*** Data excerpts ***
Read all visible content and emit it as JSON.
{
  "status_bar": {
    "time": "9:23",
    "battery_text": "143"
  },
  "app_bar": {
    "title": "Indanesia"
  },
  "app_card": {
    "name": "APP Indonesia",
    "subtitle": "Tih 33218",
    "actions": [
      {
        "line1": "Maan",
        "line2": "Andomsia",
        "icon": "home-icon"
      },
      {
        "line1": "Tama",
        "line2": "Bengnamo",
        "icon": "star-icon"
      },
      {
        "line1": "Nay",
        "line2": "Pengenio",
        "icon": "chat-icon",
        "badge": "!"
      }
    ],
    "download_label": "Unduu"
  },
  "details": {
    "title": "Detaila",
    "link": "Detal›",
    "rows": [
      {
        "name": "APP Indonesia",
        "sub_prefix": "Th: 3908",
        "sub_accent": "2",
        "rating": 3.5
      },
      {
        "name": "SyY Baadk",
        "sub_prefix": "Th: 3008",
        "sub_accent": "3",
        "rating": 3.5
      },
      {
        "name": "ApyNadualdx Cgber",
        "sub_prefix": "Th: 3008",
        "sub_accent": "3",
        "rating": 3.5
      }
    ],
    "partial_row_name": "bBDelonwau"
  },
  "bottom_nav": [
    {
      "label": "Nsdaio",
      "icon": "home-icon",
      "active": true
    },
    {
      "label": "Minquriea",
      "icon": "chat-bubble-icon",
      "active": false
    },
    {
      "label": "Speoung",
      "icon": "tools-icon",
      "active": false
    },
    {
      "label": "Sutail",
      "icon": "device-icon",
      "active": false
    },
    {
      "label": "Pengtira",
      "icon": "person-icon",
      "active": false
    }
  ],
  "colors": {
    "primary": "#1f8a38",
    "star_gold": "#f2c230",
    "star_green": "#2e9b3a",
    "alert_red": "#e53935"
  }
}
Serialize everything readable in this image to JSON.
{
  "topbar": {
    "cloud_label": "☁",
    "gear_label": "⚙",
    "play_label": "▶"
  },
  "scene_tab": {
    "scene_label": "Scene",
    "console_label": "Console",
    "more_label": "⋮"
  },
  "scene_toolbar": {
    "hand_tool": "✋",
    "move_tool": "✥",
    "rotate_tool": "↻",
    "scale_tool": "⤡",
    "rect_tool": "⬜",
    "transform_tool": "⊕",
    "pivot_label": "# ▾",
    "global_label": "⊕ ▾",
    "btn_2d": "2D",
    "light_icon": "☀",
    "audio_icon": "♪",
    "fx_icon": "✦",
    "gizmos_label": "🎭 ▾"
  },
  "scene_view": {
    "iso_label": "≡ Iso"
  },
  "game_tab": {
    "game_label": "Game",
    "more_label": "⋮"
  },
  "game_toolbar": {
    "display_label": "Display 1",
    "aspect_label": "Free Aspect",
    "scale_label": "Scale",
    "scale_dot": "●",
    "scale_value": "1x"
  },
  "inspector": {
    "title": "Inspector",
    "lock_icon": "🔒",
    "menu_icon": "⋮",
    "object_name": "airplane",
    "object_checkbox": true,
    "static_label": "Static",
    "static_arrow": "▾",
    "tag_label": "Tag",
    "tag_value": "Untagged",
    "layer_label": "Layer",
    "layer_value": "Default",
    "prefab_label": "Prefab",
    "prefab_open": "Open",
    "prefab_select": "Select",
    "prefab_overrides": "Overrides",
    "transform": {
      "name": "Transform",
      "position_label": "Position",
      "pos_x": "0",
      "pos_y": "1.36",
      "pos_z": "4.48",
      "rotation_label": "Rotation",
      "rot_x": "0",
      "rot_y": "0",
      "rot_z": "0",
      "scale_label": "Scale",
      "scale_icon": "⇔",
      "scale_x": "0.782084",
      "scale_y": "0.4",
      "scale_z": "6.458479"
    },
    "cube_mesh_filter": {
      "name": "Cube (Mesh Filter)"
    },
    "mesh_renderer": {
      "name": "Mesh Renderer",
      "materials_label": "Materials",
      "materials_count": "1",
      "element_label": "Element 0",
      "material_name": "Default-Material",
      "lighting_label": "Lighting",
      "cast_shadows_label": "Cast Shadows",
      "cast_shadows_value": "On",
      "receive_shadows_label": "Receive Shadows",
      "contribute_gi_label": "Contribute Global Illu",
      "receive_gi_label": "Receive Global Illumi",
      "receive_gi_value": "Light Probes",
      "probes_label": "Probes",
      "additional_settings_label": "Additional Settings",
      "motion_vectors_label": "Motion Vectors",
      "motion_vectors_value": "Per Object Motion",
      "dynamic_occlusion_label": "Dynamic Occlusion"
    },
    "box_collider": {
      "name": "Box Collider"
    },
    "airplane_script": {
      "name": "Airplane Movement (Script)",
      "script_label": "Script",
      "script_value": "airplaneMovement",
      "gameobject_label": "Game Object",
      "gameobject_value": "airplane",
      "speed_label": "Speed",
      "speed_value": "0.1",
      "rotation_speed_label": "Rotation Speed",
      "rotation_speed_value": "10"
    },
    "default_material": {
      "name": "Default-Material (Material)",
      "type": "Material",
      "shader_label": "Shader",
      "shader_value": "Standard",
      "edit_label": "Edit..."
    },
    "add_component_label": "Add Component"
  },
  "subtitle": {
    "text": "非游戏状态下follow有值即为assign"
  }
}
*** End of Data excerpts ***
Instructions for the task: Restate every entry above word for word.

Output for this exercise:
Read all visible content and emit it as JSON.
{
  "status_bar": {
    "time": "9:23",
    "battery_text": "143"
  },
  "app_bar": {
    "title": "Indanesia"
  },
  "app_card": {
    "name": "APP Indonesia",
    "subtitle": "Tih 33218",
    "actions": [
      {
        "line1": "Maan",
        "line2": "Andomsia",
        "icon": "home-icon"
      },
      {
        "line1": "Tama",
        "line2": "Bengnamo",
        "icon": "star-icon"
      },
      {
        "line1": "Nay",
        "line2": "Pengenio",
        "icon": "chat-icon",
        "badge": "!"
      }
    ],
    "download_label": "Unduu"
  },
  "details": {
    "title": "Detaila",
    "link": "Detal›",
    "rows": [
      {
        "name": "APP Indonesia",
        "sub_prefix": "Th: 3908",
        "sub_accent": "2",
        "rating": 3.5
      },
      {
        "name": "SyY Baadk",
        "sub_prefix": "Th: 3008",
        "sub_accent": "3",
        "rating": 3.5
      },
      {
        "name": "ApyNadualdx Cgber",
        "sub_prefix": "Th: 3008",
        "sub_accent": "3",
        "rating": 3.5
      }
    ],
    "partial_row_name": "bBDelonwau"
  },
  "bottom_nav": [
    {
      "label": "Nsdaio",
      "icon": "home-icon",
      "active": true
    },
    {
      "label": "Minquriea",
      "icon": "chat-bubble-icon",
      "active": false
    },
    {
      "label": "Speoung",
      "icon": "tools-icon",
      "active": false
    },
    {
      "label": "Sutail",
      "icon": "device-icon",
      "active": false
    },
    {
      "label": "Pengtira",
      "icon": "person-icon",
      "active": false
    }
  ],
  "colors": {
    "primary": "#1f8a38",
    "star_gold": "#f2c230",
    "star_green": "#2e9b3a",
    "alert_red": "#e53935"
  }
}
Serialize everything readable in this image to JSON.
{
  "topbar": {
    "cloud_label": "☁",
    "gear_label": "⚙",
    "play_label": "▶"
  },
  "scene_tab": {
    "scene_label": "Scene",
    "console_label": "Console",
    "more_label": "⋮"
  },
  "scene_toolbar": {
    "hand_tool": "✋",
    "move_tool": "✥",
    "rotate_tool": "↻",
    "scale_tool": "⤡",
    "rect_tool": "⬜",
    "transform_tool": "⊕",
    "pivot_label": "# ▾",
    "global_label": "⊕ ▾",
    "btn_2d": "2D",
    "light_icon": "☀",
    "audio_icon": "♪",
    "fx_icon": "✦",
    "gizmos_label": "🎭 ▾"
  },
  "scene_view": {
    "iso_label": "≡ Iso"
  },
  "game_tab": {
    "game_label": "Game",
    "more_label": "⋮"
  },
  "game_toolbar": {
    "display_label": "Display 1",
    "aspect_label": "Free Aspect",
    "scale_label": "Scale",
    "scale_dot": "●",
    "scale_value": "1x"
  },
  "inspector": {
    "title": "Inspector",
    "lock_icon": "🔒",
    "menu_icon": "⋮",
    "object_name": "airplane",
    "object_checkbox": true,
    "static_label": "Static",
    "static_arrow": "▾",
    "tag_label": "Tag",
    "tag_value": "Untagged",
    "layer_label": "Layer",
    "layer_value": "Default",
    "prefab_label": "Prefab",
    "prefab_open": "Open",
    "prefab_select": "Select",
    "prefab_overrides": "Overrides",
    "transform": {
      "name": "Transform",
      "position_label": "Position",
      "pos_x": "0",
      "pos_y": "1.36",
      "pos_z": "4.48",
      "rotation_label": "Rotation",
      "rot_x": "0",
      "rot_y": "0",
      "rot_z": "0",
      "scale_label": "Scale",
      "scale_icon": "⇔",
      "scale_x": "0.782084",
      "scale_y": "0.4",
      "scale_z": "6.458479"
    },
    "cube_mesh_filter": {
      "name": "Cube (Mesh Filter)"
    },
    "mesh_renderer": {
      "name": "Mesh Renderer",
      "materials_label": "Materials",
      "materials_count": "1",
      "element_label": "Element 0",
      "material_name": "Default-Material",
      "lighting_label": "Lighting",
      "cast_shadows_label": "Cast Shadows",
      "cast_shadows_value": "On",
      "receive_shadows_label": "Receive Shadows",
      "contribute_gi_label": "Contribute Global Illu",
      "receive_gi_label": "Receive Global Illumi",
      "receive_gi_value": "Light Probes",
      "probes_label": "Probes",
      "additional_settings_label": "Additional Settings",
      "motion_vectors_label": "Motion Vectors",
      "motion_vectors_value": "Per Object Motion",
      "dynamic_occlusion_label": "Dynamic Occlusion"
    },
    "box_collider": {
      "name": "Box Collider"
    },
    "airplane_script": {
      "name": "Airplane Movement (Script)",
      "script_label": "Script",
      "script_value": "airplaneMovement",
      "gameobject_label": "Game Object",
      "gameobject_value": "airplane",
      "speed_label": "Speed",
      "speed_value": "0.1",
      "rotation_speed_label": "Rotation Speed",
      "rotation_speed_value": "10"
    },
    "default_material": {
      "name": "Default-Material (Material)",
      "type": "Material",
      "shader_label": "Shader",
      "shader_value": "Standard",
      "edit_label": "Edit..."
    },
    "add_component_label": "Add Component"
  },
  "subtitle": {
    "text": "非游戏状态下follow有值即为assign"
  }
}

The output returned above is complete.